→ **What the exercise asks**
Go through the listing beneath this task and return every line that carries the string "Enter".

→ **Working data**
----
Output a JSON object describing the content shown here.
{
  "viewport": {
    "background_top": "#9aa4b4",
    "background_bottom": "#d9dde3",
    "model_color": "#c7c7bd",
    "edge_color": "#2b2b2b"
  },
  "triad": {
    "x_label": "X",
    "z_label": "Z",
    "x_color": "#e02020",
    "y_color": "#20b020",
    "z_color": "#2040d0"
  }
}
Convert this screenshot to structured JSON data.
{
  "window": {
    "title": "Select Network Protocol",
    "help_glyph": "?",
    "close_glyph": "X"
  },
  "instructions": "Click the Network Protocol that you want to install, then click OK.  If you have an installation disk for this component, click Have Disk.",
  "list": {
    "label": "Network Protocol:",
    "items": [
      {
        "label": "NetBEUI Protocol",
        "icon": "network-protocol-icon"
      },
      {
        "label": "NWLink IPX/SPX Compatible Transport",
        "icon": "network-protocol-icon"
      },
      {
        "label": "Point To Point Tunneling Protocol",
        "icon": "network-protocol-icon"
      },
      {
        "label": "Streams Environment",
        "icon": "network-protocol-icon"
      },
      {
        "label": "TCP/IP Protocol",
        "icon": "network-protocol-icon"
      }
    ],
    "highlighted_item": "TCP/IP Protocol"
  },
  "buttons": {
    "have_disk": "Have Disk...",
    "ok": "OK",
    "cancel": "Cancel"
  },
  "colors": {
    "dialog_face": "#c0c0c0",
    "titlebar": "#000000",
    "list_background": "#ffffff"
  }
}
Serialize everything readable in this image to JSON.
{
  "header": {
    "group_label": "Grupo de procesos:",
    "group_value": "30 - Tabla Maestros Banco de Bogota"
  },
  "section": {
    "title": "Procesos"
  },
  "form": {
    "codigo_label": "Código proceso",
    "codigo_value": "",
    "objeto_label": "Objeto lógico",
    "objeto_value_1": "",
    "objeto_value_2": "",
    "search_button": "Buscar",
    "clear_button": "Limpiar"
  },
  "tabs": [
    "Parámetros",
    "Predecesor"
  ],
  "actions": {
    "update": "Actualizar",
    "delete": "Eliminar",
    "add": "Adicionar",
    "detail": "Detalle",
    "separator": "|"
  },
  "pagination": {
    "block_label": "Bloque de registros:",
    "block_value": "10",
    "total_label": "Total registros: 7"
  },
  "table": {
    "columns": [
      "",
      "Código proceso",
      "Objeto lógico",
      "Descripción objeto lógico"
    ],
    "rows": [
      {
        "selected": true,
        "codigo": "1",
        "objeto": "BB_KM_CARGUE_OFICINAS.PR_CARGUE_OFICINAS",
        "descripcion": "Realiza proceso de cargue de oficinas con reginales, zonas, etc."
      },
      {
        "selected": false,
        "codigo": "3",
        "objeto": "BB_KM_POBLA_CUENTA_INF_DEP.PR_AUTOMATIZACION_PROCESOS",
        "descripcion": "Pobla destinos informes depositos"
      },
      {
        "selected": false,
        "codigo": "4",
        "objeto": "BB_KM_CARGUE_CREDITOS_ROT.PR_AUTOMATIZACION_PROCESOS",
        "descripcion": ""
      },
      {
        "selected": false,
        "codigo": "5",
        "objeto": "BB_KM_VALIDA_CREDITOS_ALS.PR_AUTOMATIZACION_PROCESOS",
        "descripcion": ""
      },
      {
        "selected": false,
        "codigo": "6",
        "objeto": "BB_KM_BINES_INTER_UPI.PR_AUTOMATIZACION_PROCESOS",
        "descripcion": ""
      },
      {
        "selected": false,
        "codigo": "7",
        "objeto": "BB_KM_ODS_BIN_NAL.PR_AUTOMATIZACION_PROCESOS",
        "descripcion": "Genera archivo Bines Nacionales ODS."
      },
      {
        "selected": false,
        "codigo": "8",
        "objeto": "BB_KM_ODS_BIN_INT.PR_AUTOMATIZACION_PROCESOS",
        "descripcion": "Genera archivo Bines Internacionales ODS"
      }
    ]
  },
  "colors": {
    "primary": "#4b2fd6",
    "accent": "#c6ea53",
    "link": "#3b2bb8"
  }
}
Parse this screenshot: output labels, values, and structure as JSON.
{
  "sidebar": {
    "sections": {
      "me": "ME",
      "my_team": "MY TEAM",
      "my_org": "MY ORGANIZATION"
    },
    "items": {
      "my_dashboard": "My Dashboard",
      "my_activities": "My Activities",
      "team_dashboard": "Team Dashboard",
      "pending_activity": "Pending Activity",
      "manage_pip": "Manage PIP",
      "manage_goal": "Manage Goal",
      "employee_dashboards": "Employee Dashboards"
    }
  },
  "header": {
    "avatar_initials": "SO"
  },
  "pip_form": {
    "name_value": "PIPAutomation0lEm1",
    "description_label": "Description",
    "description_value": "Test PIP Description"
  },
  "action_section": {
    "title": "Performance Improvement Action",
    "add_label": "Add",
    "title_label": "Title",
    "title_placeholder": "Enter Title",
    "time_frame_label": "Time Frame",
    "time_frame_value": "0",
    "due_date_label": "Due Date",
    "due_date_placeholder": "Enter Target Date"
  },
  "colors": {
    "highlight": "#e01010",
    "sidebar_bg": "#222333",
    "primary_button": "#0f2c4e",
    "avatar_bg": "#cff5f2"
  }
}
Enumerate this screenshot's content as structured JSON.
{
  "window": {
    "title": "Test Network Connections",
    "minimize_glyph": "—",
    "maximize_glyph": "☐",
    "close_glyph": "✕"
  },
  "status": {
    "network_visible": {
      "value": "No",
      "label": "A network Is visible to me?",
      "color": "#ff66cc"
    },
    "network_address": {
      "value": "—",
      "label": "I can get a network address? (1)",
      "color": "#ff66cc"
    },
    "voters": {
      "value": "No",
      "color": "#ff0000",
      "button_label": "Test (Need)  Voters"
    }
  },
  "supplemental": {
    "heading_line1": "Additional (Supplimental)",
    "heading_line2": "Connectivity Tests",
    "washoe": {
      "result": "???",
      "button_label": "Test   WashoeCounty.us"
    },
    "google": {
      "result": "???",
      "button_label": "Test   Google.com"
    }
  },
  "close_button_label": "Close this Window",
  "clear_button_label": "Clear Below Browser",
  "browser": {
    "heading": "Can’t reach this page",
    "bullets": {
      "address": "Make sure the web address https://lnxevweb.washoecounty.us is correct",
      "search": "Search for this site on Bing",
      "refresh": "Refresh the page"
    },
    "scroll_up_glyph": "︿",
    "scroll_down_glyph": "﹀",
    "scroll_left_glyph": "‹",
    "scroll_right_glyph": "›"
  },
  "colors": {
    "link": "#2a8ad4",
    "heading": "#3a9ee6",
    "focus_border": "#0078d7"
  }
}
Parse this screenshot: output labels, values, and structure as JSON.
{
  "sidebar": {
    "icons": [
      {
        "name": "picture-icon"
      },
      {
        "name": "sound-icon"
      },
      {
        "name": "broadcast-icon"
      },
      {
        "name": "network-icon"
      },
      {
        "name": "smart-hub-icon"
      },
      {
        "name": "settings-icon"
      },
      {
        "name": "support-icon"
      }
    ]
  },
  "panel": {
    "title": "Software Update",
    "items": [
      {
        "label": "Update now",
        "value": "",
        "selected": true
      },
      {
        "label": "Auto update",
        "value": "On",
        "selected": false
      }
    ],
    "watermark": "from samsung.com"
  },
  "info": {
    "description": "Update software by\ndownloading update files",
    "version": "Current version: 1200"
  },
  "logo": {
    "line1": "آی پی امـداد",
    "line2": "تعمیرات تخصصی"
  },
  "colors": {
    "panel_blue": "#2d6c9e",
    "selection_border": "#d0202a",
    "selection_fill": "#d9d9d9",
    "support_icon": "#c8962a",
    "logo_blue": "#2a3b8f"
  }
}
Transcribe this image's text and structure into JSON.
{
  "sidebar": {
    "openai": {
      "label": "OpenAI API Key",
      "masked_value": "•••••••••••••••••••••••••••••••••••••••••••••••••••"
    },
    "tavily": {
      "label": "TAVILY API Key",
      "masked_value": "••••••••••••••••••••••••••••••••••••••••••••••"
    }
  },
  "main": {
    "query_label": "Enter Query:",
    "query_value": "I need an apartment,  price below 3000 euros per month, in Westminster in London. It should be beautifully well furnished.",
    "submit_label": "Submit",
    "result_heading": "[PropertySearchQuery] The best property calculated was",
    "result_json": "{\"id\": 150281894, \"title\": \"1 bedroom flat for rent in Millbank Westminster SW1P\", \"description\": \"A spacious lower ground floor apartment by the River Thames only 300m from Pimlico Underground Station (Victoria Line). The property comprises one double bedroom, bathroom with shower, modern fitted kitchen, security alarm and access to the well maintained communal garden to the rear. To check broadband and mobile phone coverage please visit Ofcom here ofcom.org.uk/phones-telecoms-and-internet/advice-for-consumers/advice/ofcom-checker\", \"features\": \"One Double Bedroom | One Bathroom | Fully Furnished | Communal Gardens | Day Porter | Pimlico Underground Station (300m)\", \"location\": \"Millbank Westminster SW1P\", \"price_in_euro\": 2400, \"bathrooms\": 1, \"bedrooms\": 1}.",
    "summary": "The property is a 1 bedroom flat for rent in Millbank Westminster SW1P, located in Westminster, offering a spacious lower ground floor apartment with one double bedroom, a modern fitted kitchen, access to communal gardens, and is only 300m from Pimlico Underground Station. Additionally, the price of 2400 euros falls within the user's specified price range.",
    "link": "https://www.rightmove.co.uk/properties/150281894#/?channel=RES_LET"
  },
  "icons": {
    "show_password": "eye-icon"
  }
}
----
→ **Exercise output**
    "title_placeholder": "Enter Title",
    "due_date_placeholder": "Enter Target Date"
    "query_label": "Enter Query:",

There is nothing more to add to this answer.